_TASK GOAL_
Could you give back every entry below exactly, with the pictures dropped?

Segment Start: INPUT RECORDS

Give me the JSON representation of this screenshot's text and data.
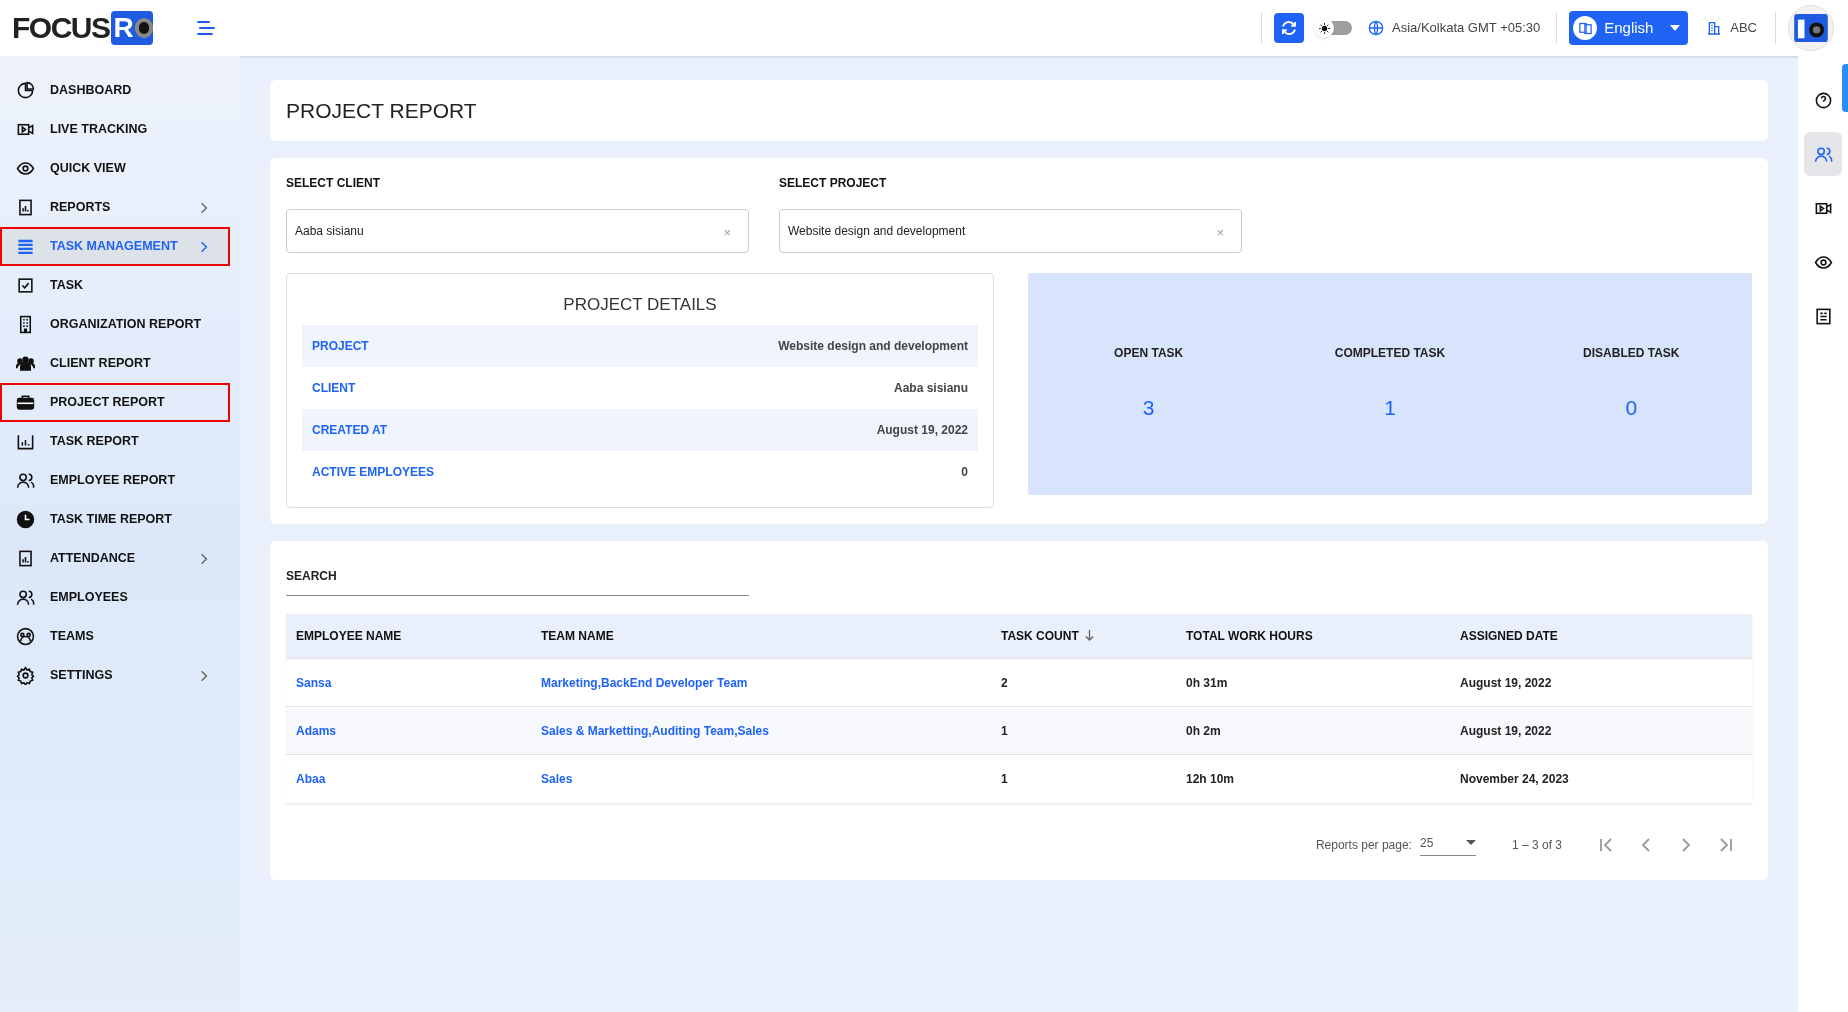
{
  "header": {
    "logo_text": "FOCUS",
    "logo_mark": "R",
    "timezone": "Asia/Kolkata GMT +05:30",
    "dark_mode": false,
    "language": "English",
    "company": "ABC"
  },
  "sidebar": {
    "items": [
      {
        "label": "DASHBOARD",
        "selected": false,
        "outlined": false,
        "has_submenu": false
      },
      {
        "label": "LIVE TRACKING",
        "selected": false,
        "outlined": false,
        "has_submenu": false
      },
      {
        "label": "QUICK VIEW",
        "selected": false,
        "outlined": false,
        "has_submenu": false
      },
      {
        "label": "REPORTS",
        "selected": false,
        "outlined": false,
        "has_submenu": true
      },
      {
        "label": "TASK MANAGEMENT",
        "selected": true,
        "outlined": true,
        "has_submenu": true
      },
      {
        "label": "TASK",
        "selected": false,
        "outlined": false,
        "has_submenu": false
      },
      {
        "label": "ORGANIZATION REPORT",
        "selected": false,
        "outlined": false,
        "has_submenu": false
      },
      {
        "label": "CLIENT REPORT",
        "selected": false,
        "outlined": false,
        "has_submenu": false
      },
      {
        "label": "PROJECT REPORT",
        "selected": false,
        "outlined": true,
        "has_submenu": false
      },
      {
        "label": "TASK REPORT",
        "selected": false,
        "outlined": false,
        "has_submenu": false
      },
      {
        "label": "EMPLOYEE REPORT",
        "selected": false,
        "outlined": false,
        "has_submenu": false
      },
      {
        "label": "TASK TIME REPORT",
        "selected": false,
        "outlined": false,
        "has_submenu": false
      },
      {
        "label": "ATTENDANCE",
        "selected": false,
        "outlined": false,
        "has_submenu": true
      },
      {
        "label": "EMPLOYEES",
        "selected": false,
        "outlined": false,
        "has_submenu": false
      },
      {
        "label": "TEAMS",
        "selected": false,
        "outlined": false,
        "has_submenu": false
      },
      {
        "label": "SETTINGS",
        "selected": false,
        "outlined": false,
        "has_submenu": true
      }
    ]
  },
  "page_title": "PROJECT REPORT",
  "filters": [
    {
      "label": "SELECT CLIENT",
      "value": "Aaba sisianu",
      "clear": "×"
    },
    {
      "label": "SELECT PROJECT",
      "value": "Website design and development",
      "clear": "×"
    }
  ],
  "project_details": {
    "title": "PROJECT DETAILS",
    "rows": [
      {
        "label": "PROJECT",
        "value": "Website design and development"
      },
      {
        "label": "CLIENT",
        "value": "Aaba sisianu"
      },
      {
        "label": "CREATED AT",
        "value": "August 19, 2022"
      },
      {
        "label": "ACTIVE EMPLOYEES",
        "value": "0"
      }
    ]
  },
  "stats": [
    {
      "label": "OPEN TASK",
      "value": "3"
    },
    {
      "label": "COMPLETED TASK",
      "value": "1"
    },
    {
      "label": "DISABLED TASK",
      "value": "0"
    }
  ],
  "search": {
    "label": "SEARCH"
  },
  "table": {
    "columns": [
      {
        "label": "EMPLOYEE NAME",
        "sorted": false
      },
      {
        "label": "TEAM NAME",
        "sorted": false
      },
      {
        "label": "TASK COUNT",
        "sorted": true
      },
      {
        "label": "TOTAL WORK HOURS",
        "sorted": false
      },
      {
        "label": "ASSIGNED DATE",
        "sorted": false
      }
    ],
    "rows": [
      [
        "Sansa",
        "Marketing,BackEnd Developer Team",
        "2",
        "0h 31m",
        "August 19, 2022"
      ],
      [
        "Adams",
        "Sales & Marketting,Auditing Team,Sales",
        "1",
        "0h 2m",
        "August 19, 2022"
      ],
      [
        "Abaa",
        "Sales",
        "1",
        "12h 10m",
        "November 24, 2023"
      ]
    ]
  },
  "pagination": {
    "per_page_label": "Reports per page:",
    "per_page": "25",
    "range": "1 – 3 of 3"
  },
  "right_rail": [
    {
      "selected": false
    },
    {
      "selected": true
    },
    {
      "selected": false
    },
    {
      "selected": false
    },
    {
      "selected": false
    }
  ]
}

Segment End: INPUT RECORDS

_ANSWER SECTION_
Give me the JSON representation of this screenshot's text and data.
{
  "header": {
    "logo_text": "FOCUS",
    "logo_mark": "R",
    "timezone": "Asia/Kolkata GMT +05:30",
    "dark_mode": false,
    "language": "English",
    "company": "ABC"
  },
  "sidebar": {
    "items": [
      {
        "label": "DASHBOARD",
        "selected": false,
        "outlined": false,
        "has_submenu": false
      },
      {
        "label": "LIVE TRACKING",
        "selected": false,
        "outlined": false,
        "has_submenu": false
      },
      {
        "label": "QUICK VIEW",
        "selected": false,
        "outlined": false,
        "has_submenu": false
      },
      {
        "label": "REPORTS",
        "selected": false,
        "outlined": false,
        "has_submenu": true
      },
      {
        "label": "TASK MANAGEMENT",
        "selected": true,
        "outlined": true,
        "has_submenu": true
      },
      {
        "label": "TASK",
        "selected": false,
        "outlined": false,
        "has_submenu": false
      },
      {
        "label": "ORGANIZATION REPORT",
        "selected": false,
        "outlined": false,
        "has_submenu": false
      },
      {
        "label": "CLIENT REPORT",
        "selected": false,
        "outlined": false,
        "has_submenu": false
      },
      {
        "label": "PROJECT REPORT",
        "selected": false,
        "outlined": true,
        "has_submenu": false
      },
      {
        "label": "TASK REPORT",
        "selected": false,
        "outlined": false,
        "has_submenu": false
      },
      {
        "label": "EMPLOYEE REPORT",
        "selected": false,
        "outlined": false,
        "has_submenu": false
      },
      {
        "label": "TASK TIME REPORT",
        "selected": false,
        "outlined": false,
        "has_submenu": false
      },
      {
        "label": "ATTENDANCE",
        "selected": false,
        "outlined": false,
        "has_submenu": true
      },
      {
        "label": "EMPLOYEES",
        "selected": false,
        "outlined": false,
        "has_submenu": false
      },
      {
        "label": "TEAMS",
        "selected": false,
        "outlined": false,
        "has_submenu": false
      },
      {
        "label": "SETTINGS",
        "selected": false,
        "outlined": false,
        "has_submenu": true
      }
    ]
  },
  "page_title": "PROJECT REPORT",
  "filters": [
    {
      "label": "SELECT CLIENT",
      "value": "Aaba sisianu",
      "clear": "×"
    },
    {
      "label": "SELECT PROJECT",
      "value": "Website design and development",
      "clear": "×"
    }
  ],
  "project_details": {
    "title": "PROJECT DETAILS",
    "rows": [
      {
        "label": "PROJECT",
        "value": "Website design and development"
      },
      {
        "label": "CLIENT",
        "value": "Aaba sisianu"
      },
      {
        "label": "CREATED AT",
        "value": "August 19, 2022"
      },
      {
        "label": "ACTIVE EMPLOYEES",
        "value": "0"
      }
    ]
  },
  "stats": [
    {
      "label": "OPEN TASK",
      "value": "3"
    },
    {
      "label": "COMPLETED TASK",
      "value": "1"
    },
    {
      "label": "DISABLED TASK",
      "value": "0"
    }
  ],
  "search": {
    "label": "SEARCH"
  },
  "table": {
    "columns": [
      {
        "label": "EMPLOYEE NAME",
        "sorted": false
      },
      {
        "label": "TEAM NAME",
        "sorted": false
      },
      {
        "label": "TASK COUNT",
        "sorted": true
      },
      {
        "label": "TOTAL WORK HOURS",
        "sorted": false
      },
      {
        "label": "ASSIGNED DATE",
        "sorted": false
      }
    ],
    "rows": [
      [
        "Sansa",
        "Marketing,BackEnd Developer Team",
        "2",
        "0h 31m",
        "August 19, 2022"
      ],
      [
        "Adams",
        "Sales & Marketting,Auditing Team,Sales",
        "1",
        "0h 2m",
        "August 19, 2022"
      ],
      [
        "Abaa",
        "Sales",
        "1",
        "12h 10m",
        "November 24, 2023"
      ]
    ]
  },
  "pagination": {
    "per_page_label": "Reports per page:",
    "per_page": "25",
    "range": "1 – 3 of 3"
  },
  "right_rail": [
    {
      "selected": false
    },
    {
      "selected": true
    },
    {
      "selected": false
    },
    {
      "selected": false
    },
    {
      "selected": false
    }
  ]
}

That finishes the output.